Another important principle within DevOps is ‘automate everything’. According to DevOps, you have to automate repetitive work as much as possible. This means, among other things, that you set up a build and release street and that you write automated tests. And by that I do not only mean unit tests, but also make automatic integration tests and acceptance tests. This means that you do not have to manually test your code yourself each time the developers have made a new feature, then create a number of binaries and manually put them on a production environment.
This saves time, makes all steps reproducible and ensures that fewer mistakes can be made. But you can also think about automating certain operations tasks. For example, if you have an application where you often have to assign rights to users, you should automate it so you spend less time on operations.
Great, but how do I automate my pipelines?
In order to automate your releases, there will also have to be some changes to the way your team works. Chances are that within your organization the teams still work with a master branch, a dev branch and also a branch per employee or per feature. The advantage of this is that every developer can work in isolation on his own task. The disadvantage of this is the large number of merge conflicts that this generates. The longer a branch lives, the greater the chance that two developers will hit the same file. This means you spend a lot of time solving the merge conflicts.
You can reduce the number of merge conflicts by using short-lived branches. These are branches that usually do not live longer than a day before they go to master. You heard me right, they will be merged directly into master. This is called trunk-based development. The branches are short-lived because you create a new branch for every task on your sprint backlog and then merge them with master when you are done with that task.
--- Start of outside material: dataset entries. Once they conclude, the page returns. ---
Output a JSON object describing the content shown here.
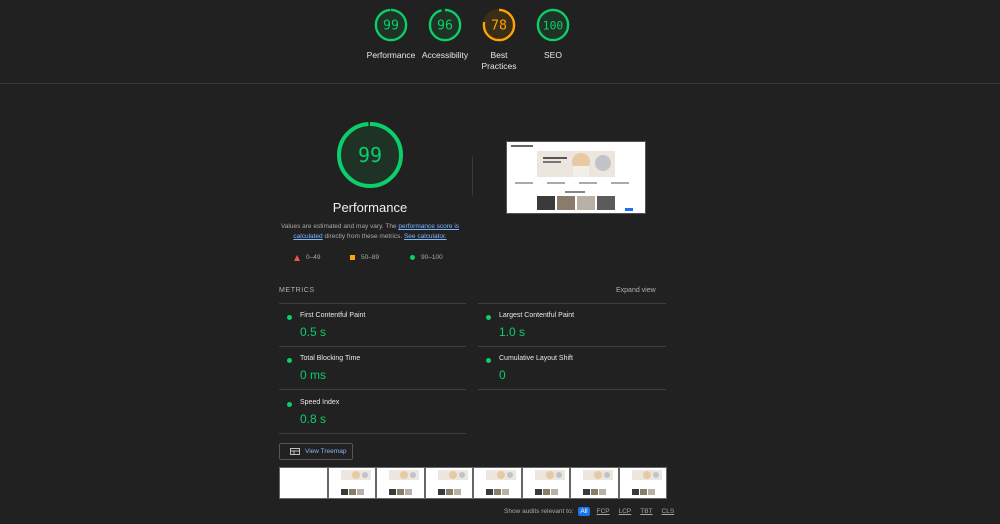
{
  "categories": [
    {
      "score": "99",
      "label": "Performance",
      "value": 0.99,
      "color": "#0cce6b"
    },
    {
      "score": "96",
      "label": "Accessibility",
      "value": 0.96,
      "color": "#0cce6b"
    },
    {
      "score": "78",
      "label": "Best Practices",
      "value": 0.78,
      "color": "#ffa400"
    },
    {
      "score": "100",
      "label": "SEO",
      "value": 1.0,
      "color": "#0cce6b"
    }
  ],
  "main": {
    "score": "99",
    "value": 0.99,
    "color": "#0cce6b",
    "title": "Performance",
    "desc_prefix": "Values are estimated and may vary. The ",
    "desc_link1": "performance score is calculated",
    "desc_middle": " directly from these metrics. ",
    "desc_link2": "See calculator."
  },
  "legend": {
    "fail": "0–49",
    "average": "50–89",
    "pass": "90–100",
    "fail_color": "#ff4e42",
    "average_color": "#ffa400",
    "pass_color": "#0cce6b"
  },
  "metrics": {
    "header": "METRICS",
    "expand_label": "Expand view",
    "items": [
      {
        "name": "First Contentful Paint",
        "value": "0.5 s"
      },
      {
        "name": "Largest Contentful Paint",
        "value": "1.0 s"
      },
      {
        "name": "Total Blocking Time",
        "value": "0 ms"
      },
      {
        "name": "Cumulative Layout Shift",
        "value": "0"
      },
      {
        "name": "Speed Index",
        "value": "0.8 s"
      }
    ]
  },
  "treemap_label": "View Treemap",
  "filter": {
    "label": "Show audits relevant to:",
    "options": [
      "All",
      "FCP",
      "LCP",
      "TBT",
      "CLS"
    ]
  },
  "icons": {
    "treemap": "treemap-icon",
    "fail": "triangle-icon",
    "average": "square-icon",
    "pass": "circle-icon"
  }
}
I can hear you think ‘great that it goes straight to master, but that means there will be features in production that are not finished yet’. That’s right, but the user will not notice this when you use feature toggles for this. With a feature toggle you determine whether a user can see the feature or not. This way you can push a feature that has not yet been completed to production.
Automatic releases bring more benefits than you might think at first. By automatic releases, I really mean automatic. Not only the release itself should be automated, but all the way to it. That means that from the moment a commit on master is done everything goes fully automated to release.
A build will automatically be triggered and build your application, then it will test your application, release it to an acceptance environment and perform the automatic acceptance tests. When all tests succeed the application will be able to be released to production.
You probably do not want it to go to production at office hours and so the release to production will have a delay set. Because of this the application will only be released at 12 o’clock in the night.
With automatic releases you will be able to stop your monthly release train and even release several times a day. This will allow you to get new features to customers faster and release with smaller changes. In general smaller release changes have a smaller impact and therefore the chance that something goes wrong is also smaller.
Is that it?
Of course DevOps is about more than what I just explained, but these are some of the important principles of DevOps. DevOps is not something you implement in a week. You will need time to change to a DevOps way of work. In my next post I will write about how I think you can slowly transform your team into a DevOps team.
If you have any questions about DevOps or if you want to discuss what I wrote, please feel free to contact me.